(App and web page records)

== Segment start ==

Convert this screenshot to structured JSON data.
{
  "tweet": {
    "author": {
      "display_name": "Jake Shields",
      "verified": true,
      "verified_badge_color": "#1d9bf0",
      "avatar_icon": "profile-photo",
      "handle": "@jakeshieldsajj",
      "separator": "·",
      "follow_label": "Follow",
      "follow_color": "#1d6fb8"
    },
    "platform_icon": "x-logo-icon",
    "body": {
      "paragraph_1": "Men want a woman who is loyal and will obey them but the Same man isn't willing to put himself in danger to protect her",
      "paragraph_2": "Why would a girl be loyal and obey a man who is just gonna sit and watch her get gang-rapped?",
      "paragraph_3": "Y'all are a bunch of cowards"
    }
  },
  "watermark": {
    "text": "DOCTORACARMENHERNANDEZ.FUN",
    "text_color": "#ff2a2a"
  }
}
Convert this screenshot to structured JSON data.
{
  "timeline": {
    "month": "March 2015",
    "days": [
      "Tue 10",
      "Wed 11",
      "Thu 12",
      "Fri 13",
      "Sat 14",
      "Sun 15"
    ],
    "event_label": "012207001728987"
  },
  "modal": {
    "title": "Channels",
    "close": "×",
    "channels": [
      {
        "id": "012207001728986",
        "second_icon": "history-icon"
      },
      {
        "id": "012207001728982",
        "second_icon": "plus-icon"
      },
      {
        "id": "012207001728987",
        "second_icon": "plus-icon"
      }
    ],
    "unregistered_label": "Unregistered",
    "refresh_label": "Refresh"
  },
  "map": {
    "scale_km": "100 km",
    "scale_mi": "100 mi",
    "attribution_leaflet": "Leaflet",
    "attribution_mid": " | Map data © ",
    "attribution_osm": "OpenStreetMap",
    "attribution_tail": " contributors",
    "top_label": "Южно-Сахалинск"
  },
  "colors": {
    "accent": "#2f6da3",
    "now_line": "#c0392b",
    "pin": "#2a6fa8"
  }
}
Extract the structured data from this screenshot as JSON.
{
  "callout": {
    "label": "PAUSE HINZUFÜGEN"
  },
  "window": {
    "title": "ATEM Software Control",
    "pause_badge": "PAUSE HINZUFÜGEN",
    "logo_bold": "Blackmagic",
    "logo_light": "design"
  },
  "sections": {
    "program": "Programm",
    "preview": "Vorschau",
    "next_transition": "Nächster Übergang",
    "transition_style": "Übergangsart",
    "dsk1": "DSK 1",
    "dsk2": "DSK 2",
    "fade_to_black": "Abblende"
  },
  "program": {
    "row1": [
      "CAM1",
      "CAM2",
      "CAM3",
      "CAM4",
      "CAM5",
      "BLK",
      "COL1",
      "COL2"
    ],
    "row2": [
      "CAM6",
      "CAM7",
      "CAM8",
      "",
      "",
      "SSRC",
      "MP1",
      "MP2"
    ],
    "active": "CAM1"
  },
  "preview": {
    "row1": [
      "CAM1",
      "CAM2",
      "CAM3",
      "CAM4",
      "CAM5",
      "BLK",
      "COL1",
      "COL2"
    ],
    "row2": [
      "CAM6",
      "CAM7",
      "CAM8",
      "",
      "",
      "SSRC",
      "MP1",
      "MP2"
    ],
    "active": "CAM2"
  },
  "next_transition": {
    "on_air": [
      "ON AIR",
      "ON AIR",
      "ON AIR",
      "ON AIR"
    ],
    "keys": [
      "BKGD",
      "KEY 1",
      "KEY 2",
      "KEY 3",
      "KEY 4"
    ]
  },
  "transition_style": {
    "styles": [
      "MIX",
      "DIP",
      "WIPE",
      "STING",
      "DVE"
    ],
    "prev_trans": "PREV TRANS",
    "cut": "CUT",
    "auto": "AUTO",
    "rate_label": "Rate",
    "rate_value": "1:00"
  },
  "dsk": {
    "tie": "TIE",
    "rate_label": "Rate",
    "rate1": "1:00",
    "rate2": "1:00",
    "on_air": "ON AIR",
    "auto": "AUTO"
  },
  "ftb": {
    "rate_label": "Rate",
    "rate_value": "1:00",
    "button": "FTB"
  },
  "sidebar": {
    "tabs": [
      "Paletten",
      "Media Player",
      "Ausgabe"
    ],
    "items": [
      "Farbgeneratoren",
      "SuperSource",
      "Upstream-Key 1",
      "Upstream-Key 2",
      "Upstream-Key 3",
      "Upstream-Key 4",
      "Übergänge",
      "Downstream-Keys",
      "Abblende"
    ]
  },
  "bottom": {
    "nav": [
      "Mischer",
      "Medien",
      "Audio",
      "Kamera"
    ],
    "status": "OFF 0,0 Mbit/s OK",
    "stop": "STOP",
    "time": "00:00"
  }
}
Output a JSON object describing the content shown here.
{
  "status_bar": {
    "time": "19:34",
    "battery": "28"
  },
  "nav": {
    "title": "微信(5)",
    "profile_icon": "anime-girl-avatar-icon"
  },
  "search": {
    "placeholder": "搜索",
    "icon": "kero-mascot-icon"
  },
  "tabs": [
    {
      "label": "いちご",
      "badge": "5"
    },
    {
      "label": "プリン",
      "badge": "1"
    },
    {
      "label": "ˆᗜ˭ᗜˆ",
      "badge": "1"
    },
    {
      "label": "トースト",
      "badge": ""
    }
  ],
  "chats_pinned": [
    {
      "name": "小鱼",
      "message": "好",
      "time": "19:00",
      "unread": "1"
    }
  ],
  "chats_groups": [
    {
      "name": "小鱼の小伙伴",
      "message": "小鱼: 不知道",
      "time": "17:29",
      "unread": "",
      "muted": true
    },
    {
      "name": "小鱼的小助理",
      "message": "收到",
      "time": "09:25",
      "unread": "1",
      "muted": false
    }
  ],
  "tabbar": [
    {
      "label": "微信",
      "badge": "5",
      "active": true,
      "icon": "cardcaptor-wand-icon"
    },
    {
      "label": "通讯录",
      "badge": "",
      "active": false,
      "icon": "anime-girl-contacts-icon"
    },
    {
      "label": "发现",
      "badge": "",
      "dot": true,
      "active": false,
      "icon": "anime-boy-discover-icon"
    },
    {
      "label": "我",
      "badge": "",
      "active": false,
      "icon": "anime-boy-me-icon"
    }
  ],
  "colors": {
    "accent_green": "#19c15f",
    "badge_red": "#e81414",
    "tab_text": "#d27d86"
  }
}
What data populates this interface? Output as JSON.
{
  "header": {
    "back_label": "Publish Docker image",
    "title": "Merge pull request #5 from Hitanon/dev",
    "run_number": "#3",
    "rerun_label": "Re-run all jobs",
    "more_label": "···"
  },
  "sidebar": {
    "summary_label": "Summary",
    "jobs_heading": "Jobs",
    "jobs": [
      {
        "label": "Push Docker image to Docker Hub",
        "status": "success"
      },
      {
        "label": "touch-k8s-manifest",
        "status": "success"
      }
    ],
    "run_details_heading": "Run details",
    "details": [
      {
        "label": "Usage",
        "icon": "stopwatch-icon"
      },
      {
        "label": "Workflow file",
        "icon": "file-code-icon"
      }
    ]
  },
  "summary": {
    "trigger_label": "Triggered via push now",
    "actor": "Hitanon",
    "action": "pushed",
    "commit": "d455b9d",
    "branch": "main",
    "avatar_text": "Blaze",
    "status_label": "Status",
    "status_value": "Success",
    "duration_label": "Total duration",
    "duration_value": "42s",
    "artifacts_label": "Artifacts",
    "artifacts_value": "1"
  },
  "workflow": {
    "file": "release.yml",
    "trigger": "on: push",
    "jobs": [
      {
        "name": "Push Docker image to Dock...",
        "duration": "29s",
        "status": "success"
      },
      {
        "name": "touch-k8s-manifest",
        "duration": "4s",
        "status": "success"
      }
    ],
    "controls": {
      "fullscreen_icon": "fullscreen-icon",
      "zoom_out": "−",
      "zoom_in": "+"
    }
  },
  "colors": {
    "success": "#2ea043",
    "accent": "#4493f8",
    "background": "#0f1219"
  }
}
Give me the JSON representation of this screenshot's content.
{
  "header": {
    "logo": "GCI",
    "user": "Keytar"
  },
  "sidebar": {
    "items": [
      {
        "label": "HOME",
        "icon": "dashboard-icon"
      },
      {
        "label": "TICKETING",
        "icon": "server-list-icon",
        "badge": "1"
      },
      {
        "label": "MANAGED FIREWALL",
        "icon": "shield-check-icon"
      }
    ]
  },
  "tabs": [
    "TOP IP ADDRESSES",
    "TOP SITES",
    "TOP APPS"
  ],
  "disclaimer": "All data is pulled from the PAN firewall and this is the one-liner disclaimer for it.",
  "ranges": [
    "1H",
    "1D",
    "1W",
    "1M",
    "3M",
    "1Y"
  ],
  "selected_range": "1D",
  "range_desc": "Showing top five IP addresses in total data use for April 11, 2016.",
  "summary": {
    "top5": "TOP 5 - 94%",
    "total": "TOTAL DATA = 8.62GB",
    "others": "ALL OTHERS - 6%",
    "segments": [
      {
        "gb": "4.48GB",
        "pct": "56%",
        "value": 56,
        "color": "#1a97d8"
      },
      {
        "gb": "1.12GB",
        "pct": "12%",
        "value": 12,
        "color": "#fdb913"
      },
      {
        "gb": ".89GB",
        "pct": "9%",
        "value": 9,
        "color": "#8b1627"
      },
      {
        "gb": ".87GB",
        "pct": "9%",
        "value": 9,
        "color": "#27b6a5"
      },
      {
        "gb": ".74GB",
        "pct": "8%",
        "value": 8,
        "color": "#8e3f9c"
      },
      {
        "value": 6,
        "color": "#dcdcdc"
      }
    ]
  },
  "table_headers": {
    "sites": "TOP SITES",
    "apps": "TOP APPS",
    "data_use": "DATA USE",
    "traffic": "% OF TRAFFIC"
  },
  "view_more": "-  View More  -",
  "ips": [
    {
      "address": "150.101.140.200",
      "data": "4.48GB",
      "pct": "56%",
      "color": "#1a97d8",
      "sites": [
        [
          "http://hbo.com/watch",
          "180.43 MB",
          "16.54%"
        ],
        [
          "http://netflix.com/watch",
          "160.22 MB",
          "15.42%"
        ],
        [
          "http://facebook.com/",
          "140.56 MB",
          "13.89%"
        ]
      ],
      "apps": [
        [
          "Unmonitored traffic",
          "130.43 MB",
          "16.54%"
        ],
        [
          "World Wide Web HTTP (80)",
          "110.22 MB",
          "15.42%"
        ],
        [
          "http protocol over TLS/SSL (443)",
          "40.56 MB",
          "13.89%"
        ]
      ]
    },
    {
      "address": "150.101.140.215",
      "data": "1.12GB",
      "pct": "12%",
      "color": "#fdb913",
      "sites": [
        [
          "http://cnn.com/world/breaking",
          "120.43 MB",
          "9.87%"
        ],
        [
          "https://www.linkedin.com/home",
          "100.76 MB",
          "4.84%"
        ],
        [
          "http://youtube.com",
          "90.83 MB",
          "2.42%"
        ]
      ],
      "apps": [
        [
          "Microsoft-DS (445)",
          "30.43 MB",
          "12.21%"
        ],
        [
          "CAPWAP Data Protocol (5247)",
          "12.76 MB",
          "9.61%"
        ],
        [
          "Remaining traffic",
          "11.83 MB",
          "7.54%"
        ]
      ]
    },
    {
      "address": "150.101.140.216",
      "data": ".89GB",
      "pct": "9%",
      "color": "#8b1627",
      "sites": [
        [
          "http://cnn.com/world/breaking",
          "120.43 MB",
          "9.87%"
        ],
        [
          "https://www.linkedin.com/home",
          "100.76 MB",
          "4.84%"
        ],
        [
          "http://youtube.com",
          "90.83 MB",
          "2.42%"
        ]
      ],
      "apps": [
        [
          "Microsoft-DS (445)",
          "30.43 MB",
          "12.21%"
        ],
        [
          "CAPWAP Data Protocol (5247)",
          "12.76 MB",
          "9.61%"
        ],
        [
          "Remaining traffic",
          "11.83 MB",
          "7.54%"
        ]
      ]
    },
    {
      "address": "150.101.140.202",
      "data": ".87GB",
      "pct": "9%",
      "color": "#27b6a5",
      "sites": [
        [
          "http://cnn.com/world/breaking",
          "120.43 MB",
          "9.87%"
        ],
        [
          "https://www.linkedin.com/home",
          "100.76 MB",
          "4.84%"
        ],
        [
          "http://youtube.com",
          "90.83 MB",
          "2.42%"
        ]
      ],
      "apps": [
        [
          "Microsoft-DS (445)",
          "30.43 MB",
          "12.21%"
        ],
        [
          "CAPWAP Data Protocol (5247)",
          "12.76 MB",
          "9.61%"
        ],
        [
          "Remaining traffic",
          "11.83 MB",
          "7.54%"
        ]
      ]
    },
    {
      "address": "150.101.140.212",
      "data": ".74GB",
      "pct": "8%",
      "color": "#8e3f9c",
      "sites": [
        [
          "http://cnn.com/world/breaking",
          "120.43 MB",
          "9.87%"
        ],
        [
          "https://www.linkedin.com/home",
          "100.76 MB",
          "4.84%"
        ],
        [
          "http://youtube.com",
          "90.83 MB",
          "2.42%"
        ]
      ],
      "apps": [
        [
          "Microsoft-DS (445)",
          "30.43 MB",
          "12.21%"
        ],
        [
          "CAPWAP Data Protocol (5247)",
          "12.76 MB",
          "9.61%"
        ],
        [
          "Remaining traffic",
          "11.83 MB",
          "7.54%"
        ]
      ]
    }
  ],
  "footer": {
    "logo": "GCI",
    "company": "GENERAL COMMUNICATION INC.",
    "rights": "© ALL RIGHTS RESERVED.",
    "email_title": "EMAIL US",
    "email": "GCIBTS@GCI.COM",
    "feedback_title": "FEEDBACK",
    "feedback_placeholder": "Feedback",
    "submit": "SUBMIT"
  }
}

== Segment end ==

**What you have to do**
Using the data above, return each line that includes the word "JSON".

**Problem solution**
Convert this screenshot to structured JSON data.
Convert this screenshot to structured JSON data.
Extract the structured data from this screenshot as JSON.
Output a JSON object describing the content shown here.
What data populates this interface? Output as JSON.
Give me the JSON representation of this screenshot's content.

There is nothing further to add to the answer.